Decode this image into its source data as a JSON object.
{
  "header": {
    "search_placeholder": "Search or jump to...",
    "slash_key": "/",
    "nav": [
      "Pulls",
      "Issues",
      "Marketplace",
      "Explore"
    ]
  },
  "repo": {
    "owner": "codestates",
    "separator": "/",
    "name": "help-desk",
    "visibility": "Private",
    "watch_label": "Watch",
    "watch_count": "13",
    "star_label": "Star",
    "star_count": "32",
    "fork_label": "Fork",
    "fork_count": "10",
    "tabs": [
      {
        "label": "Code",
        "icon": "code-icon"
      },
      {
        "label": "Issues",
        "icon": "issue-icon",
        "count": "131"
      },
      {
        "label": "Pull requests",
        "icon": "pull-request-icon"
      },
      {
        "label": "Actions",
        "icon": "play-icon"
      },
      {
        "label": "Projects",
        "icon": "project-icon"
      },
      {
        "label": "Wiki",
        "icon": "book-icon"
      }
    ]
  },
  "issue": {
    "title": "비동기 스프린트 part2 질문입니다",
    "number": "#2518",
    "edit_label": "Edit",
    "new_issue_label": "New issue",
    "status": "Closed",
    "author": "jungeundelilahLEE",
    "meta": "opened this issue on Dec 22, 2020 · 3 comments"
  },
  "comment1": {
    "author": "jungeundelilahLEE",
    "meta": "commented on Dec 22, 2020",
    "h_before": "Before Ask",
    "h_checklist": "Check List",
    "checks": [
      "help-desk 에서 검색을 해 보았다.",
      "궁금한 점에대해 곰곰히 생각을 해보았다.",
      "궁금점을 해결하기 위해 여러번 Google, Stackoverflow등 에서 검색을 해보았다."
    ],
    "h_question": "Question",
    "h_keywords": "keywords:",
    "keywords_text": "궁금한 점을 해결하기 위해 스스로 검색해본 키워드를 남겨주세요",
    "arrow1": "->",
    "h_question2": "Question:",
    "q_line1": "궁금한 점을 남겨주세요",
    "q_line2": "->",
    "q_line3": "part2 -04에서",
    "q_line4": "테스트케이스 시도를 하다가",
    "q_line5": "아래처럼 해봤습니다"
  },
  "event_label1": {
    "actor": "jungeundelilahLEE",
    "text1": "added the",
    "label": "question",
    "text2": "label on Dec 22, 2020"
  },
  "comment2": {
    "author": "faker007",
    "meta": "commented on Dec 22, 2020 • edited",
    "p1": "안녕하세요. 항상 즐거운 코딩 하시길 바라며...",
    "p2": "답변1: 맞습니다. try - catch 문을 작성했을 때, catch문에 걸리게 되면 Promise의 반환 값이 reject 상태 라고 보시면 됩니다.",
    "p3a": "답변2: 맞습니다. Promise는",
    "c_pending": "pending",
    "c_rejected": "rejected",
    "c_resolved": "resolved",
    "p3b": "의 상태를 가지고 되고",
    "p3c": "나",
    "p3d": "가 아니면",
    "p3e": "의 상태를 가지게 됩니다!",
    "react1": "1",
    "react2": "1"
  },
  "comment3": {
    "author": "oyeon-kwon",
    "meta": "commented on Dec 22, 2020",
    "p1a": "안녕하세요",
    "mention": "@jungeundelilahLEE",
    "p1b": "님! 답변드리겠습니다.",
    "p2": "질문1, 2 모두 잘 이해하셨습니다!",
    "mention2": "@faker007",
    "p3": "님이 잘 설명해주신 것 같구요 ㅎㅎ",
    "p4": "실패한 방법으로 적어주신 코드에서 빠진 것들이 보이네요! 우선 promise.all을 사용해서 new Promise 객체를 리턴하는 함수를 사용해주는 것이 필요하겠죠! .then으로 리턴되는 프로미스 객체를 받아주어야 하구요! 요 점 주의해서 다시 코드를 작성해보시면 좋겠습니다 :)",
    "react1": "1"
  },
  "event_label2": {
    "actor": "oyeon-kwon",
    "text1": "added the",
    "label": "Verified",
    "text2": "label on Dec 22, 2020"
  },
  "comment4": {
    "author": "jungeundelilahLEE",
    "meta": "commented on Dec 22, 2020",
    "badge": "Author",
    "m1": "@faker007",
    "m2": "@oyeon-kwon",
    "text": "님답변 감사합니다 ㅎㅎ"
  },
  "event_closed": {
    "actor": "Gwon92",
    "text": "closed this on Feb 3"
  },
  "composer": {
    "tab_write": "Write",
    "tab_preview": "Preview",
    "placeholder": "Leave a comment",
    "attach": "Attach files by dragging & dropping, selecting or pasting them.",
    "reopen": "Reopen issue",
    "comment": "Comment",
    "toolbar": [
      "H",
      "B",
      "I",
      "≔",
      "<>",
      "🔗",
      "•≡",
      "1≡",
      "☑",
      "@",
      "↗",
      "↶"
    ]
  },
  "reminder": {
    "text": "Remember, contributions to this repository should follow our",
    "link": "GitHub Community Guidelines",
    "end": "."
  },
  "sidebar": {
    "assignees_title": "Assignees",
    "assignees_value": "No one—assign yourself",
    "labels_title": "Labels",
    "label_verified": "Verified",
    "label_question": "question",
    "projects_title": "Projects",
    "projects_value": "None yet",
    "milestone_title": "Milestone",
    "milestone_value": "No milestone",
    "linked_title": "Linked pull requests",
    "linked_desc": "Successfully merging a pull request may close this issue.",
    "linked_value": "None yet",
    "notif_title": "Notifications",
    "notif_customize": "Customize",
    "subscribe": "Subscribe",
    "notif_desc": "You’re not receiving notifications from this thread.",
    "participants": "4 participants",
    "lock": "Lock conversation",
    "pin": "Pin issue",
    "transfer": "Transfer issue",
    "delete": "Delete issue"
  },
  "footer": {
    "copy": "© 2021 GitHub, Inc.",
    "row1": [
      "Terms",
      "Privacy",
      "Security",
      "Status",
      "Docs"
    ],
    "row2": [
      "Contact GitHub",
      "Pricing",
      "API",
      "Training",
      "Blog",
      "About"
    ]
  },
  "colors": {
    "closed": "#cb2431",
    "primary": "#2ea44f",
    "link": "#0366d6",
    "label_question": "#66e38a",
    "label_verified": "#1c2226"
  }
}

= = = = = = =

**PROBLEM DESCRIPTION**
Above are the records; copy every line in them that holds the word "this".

**WRITTEN SOLUTION**
Decode this image into its source data as a JSON object.
    "meta": "opened this issue on Dec 22, 2020 · 3 comments"
    "text": "closed this on Feb 3"
    "text": "Remember, contributions to this repository should follow our",
    "linked_desc": "Successfully merging a pull request may close this issue.",
    "notif_desc": "You’re not receiving notifications from this thread.",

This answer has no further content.